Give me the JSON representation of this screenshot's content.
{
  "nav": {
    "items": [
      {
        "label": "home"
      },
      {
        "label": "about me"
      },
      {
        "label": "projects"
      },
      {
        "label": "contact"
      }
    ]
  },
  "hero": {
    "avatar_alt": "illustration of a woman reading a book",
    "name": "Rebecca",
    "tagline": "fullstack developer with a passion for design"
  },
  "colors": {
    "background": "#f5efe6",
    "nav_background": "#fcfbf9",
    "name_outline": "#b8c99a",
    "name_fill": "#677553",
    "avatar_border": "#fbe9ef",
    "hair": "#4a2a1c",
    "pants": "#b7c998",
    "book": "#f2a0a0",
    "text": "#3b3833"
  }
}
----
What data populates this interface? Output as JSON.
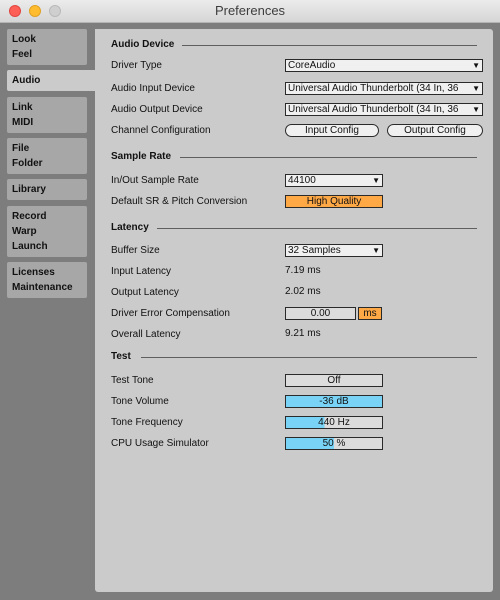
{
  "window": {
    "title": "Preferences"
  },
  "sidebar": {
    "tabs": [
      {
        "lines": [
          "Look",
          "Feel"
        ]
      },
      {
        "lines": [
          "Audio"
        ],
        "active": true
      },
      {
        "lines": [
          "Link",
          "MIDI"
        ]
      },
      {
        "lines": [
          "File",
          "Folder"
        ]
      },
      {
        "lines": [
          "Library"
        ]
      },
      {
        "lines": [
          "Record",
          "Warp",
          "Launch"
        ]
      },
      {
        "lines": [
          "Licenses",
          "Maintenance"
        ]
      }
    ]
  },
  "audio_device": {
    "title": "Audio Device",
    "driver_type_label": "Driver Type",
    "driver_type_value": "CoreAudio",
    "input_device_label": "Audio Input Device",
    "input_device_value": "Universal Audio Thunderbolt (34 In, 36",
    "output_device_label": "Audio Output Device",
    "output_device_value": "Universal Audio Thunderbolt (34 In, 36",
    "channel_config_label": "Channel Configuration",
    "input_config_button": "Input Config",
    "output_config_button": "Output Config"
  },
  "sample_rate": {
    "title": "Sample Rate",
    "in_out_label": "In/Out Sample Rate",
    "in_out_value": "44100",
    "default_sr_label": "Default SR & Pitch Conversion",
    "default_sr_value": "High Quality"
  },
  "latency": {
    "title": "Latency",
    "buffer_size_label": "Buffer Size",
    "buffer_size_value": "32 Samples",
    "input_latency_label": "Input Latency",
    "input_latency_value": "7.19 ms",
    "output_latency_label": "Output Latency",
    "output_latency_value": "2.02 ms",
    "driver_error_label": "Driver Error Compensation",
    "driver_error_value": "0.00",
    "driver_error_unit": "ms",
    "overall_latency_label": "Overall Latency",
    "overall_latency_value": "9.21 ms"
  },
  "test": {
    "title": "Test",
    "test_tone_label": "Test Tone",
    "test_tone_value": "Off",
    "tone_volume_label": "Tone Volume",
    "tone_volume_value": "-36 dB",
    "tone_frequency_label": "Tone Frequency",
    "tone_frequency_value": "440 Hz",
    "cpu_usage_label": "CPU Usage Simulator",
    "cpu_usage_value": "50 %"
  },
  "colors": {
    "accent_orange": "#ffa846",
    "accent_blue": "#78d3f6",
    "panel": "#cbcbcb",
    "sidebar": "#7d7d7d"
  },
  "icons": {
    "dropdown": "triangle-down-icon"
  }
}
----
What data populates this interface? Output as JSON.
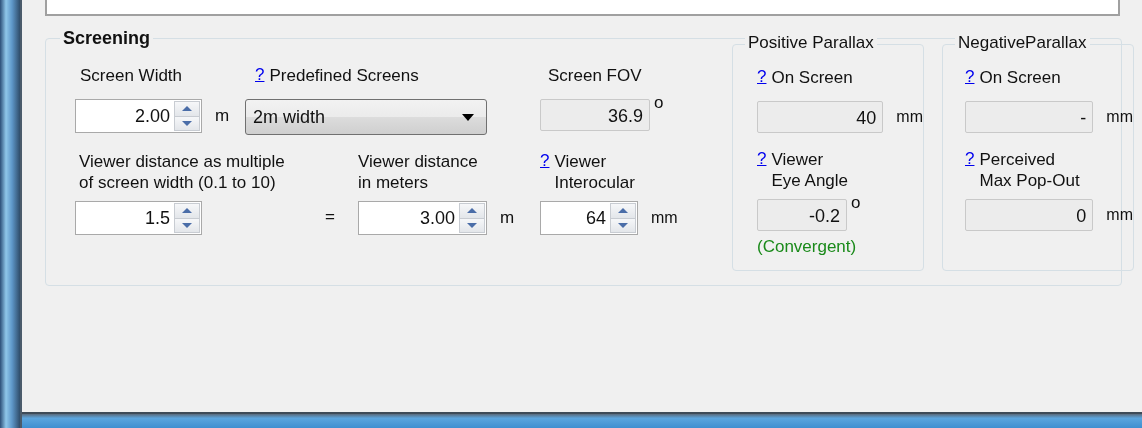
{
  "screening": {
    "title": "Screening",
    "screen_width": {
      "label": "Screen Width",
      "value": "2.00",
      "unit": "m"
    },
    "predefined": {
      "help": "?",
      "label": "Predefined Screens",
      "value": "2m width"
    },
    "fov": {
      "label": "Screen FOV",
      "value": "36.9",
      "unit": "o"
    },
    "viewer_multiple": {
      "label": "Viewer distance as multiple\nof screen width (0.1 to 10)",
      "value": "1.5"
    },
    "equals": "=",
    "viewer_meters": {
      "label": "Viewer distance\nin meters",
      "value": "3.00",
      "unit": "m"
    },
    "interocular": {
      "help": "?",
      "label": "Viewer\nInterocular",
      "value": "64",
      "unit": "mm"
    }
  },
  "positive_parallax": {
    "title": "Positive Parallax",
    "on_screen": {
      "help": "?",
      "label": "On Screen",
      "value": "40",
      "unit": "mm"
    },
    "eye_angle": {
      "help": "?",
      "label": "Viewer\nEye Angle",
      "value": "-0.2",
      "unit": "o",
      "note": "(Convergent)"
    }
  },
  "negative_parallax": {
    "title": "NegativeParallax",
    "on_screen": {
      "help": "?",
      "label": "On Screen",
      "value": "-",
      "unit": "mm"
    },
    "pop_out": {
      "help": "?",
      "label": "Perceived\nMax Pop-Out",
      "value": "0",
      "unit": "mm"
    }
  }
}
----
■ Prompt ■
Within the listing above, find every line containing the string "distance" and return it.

■ Exercise answer ■
      "label": "Viewer distance as multiple\nof screen width (0.1 to 10)",
      "label": "Viewer distance\nin meters",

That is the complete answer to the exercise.